> **EXERCISE INSTRUCTIONS**
Look for "based" in every line of the listing. Copy the lines that have it.

> **RECORD SET**
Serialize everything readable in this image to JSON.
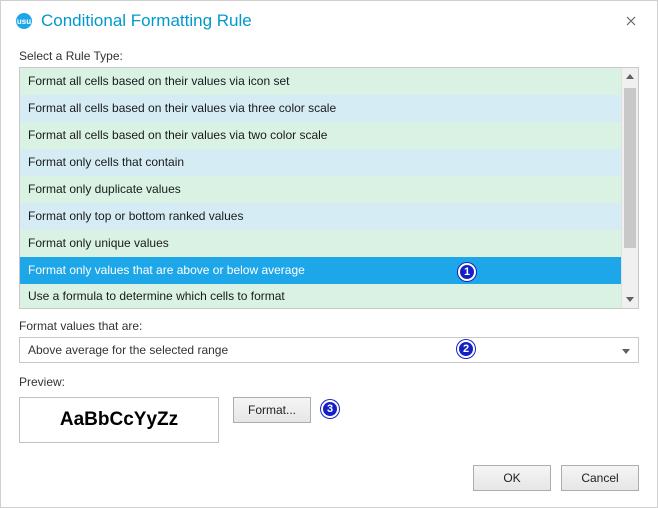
{
  "dialog": {
    "title": "Conditional Formatting Rule",
    "select_rule_label": "Select a Rule Type:",
    "format_values_label": "Format values that are:",
    "preview_label": "Preview:"
  },
  "rule_types": [
    "Format all cells based on their values via icon set",
    "Format all cells based on their values via three color scale",
    "Format all cells based on their values via two color scale",
    "Format only cells that contain",
    "Format only duplicate values",
    "Format only top or bottom ranked values",
    "Format only unique values",
    "Format only values that are above or below average",
    "Use a formula to determine which cells to format"
  ],
  "selected_rule_index": 7,
  "combo": {
    "value": "Above average for the selected range"
  },
  "preview": {
    "sample": "AaBbCcYyZz"
  },
  "buttons": {
    "format": "Format...",
    "ok": "OK",
    "cancel": "Cancel"
  },
  "callouts": {
    "1": "1",
    "2": "2",
    "3": "3"
  }
}
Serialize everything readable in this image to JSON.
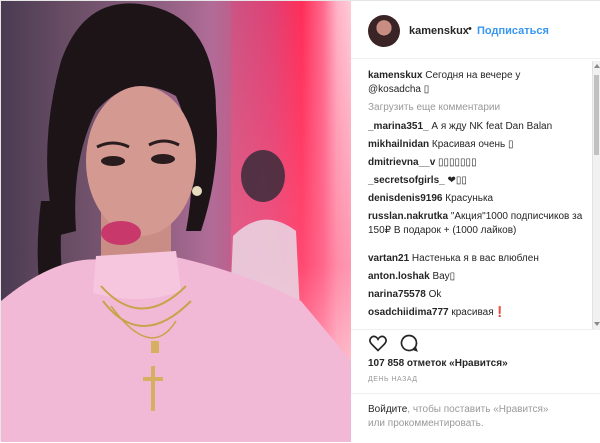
{
  "header": {
    "username": "kamenskux",
    "separator": "•",
    "follow_label": "Подписаться"
  },
  "caption": {
    "username": "kamenskux",
    "text": "Сегодня на вечере у",
    "mention": "@kosadcha",
    "emoji": "▯"
  },
  "load_more": "Загрузить еще комментарии",
  "comments": [
    {
      "user": "_marina351_",
      "text": "А я жду NK feat Dan Balan"
    },
    {
      "user": "mikhailnidan",
      "text": "Красивая очень ▯"
    },
    {
      "user": "dmitrievna__v",
      "text": "▯▯▯▯▯▯▯"
    },
    {
      "user": "_secretsofgirls_",
      "text": "❤▯▯"
    },
    {
      "user": "denisdenis9196",
      "text": "Красунька"
    },
    {
      "user": "russlan.nakrutka",
      "text": "\"Акция\"1000 подписчиков за 150₽ В подарок + (1000 лайков)"
    },
    {
      "user": "vartan21",
      "text": "Настенька я в вас влюблен"
    },
    {
      "user": "anton.loshak",
      "text": "Вау▯"
    },
    {
      "user": "narina75578",
      "text": "Ok"
    },
    {
      "user": "osadchiidima777",
      "text": "красивая❗"
    }
  ],
  "likes": "107 858 отметок «Нравится»",
  "time": "ДЕНЬ НАЗАД",
  "footer": {
    "login_link": "Войдите",
    "text1": ", чтобы поставить «Нравится»",
    "text2": "или прокомментировать."
  },
  "icons": {
    "like": "heart-icon",
    "comment": "comment-icon"
  }
}
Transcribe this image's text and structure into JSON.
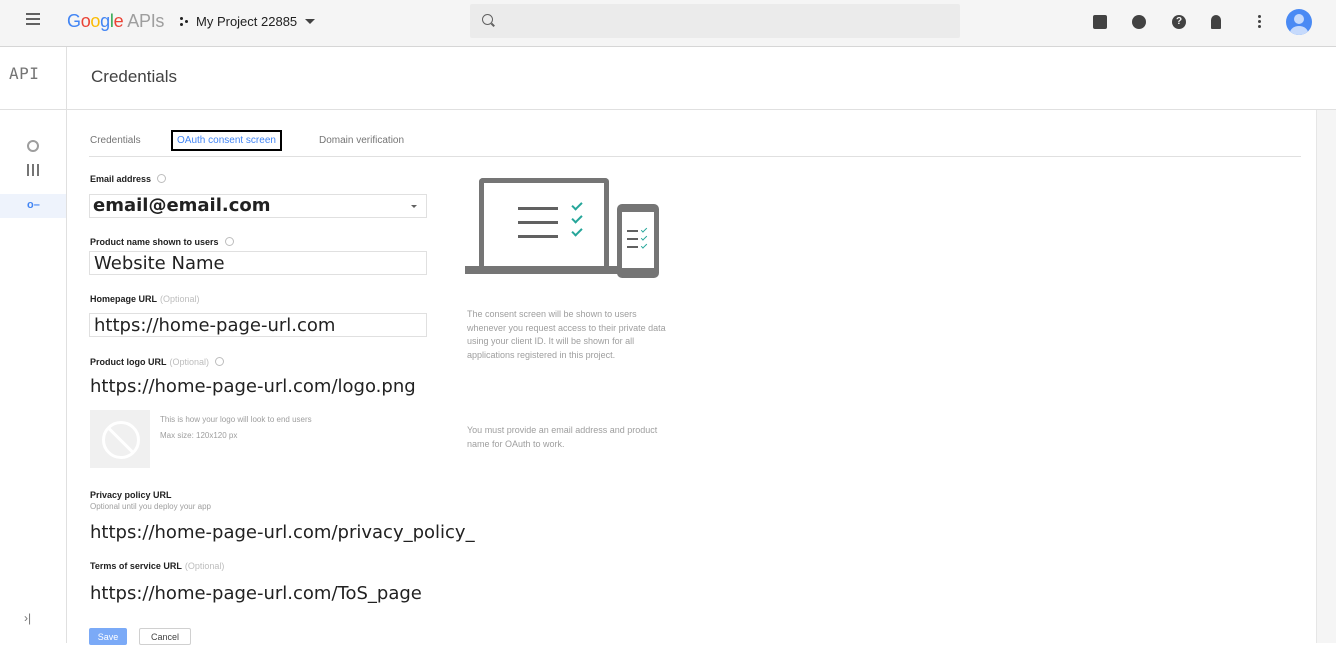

> **SOLUTION TO THIS TASK**
    "Format all cells based on their values via icon set",
    "Format all cells based on their values via three color scale",
    "Format all cells based on their values via two color scale",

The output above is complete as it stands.